---------- Records supplied ----------

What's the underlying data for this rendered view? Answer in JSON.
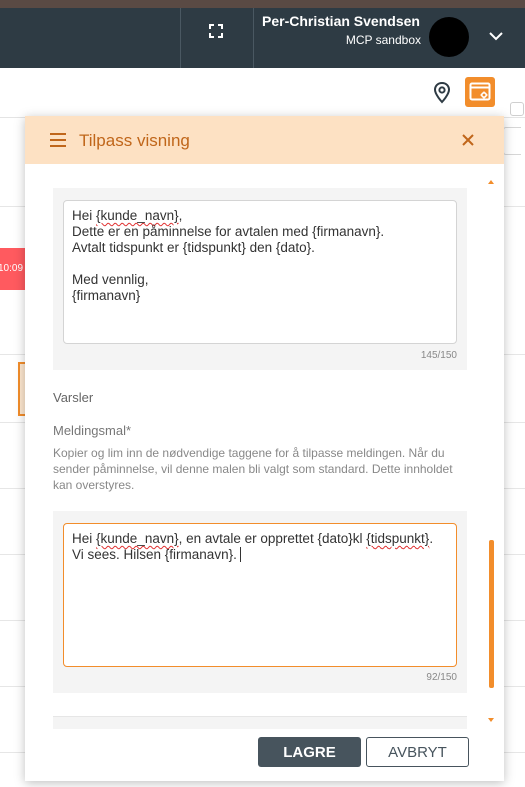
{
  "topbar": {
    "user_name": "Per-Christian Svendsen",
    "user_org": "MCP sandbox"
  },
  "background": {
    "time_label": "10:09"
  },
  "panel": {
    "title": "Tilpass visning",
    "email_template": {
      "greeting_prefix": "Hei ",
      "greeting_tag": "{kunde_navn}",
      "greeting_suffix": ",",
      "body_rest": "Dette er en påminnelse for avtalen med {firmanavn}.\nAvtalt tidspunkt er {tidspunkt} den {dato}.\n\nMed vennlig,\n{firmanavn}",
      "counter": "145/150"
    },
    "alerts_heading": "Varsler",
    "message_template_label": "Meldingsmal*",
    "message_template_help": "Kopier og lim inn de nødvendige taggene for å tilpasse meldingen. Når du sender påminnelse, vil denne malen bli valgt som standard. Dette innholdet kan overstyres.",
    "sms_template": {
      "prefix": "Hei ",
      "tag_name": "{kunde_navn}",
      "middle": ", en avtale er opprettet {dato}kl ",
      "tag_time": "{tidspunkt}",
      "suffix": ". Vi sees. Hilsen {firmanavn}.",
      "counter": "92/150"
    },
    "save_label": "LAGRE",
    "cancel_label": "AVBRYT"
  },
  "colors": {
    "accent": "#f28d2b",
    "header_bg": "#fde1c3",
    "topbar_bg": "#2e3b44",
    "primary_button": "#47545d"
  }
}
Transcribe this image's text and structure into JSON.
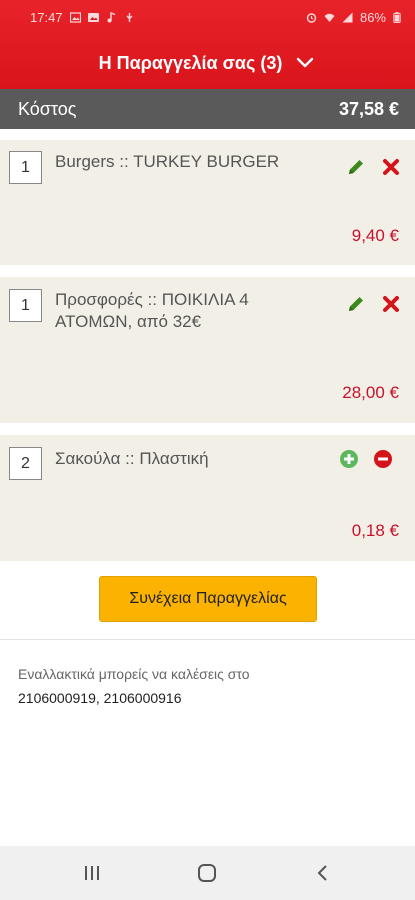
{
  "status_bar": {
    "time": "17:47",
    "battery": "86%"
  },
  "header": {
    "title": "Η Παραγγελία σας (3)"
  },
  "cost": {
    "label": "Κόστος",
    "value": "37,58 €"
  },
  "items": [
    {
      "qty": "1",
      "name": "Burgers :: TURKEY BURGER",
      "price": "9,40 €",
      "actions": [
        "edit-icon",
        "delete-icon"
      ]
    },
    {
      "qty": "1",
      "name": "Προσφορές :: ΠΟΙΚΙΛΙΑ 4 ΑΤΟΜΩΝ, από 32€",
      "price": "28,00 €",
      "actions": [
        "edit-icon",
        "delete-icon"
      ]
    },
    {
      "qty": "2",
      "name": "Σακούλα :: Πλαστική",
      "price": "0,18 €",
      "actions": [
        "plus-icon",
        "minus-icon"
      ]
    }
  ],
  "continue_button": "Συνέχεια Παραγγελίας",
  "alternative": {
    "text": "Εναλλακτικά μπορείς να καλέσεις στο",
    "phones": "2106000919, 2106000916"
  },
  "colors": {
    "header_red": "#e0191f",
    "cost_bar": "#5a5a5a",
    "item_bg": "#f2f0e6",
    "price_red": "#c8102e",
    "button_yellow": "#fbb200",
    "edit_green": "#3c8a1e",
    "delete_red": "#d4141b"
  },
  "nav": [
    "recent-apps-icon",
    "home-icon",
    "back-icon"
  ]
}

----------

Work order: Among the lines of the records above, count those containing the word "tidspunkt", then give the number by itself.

Exercise result: 2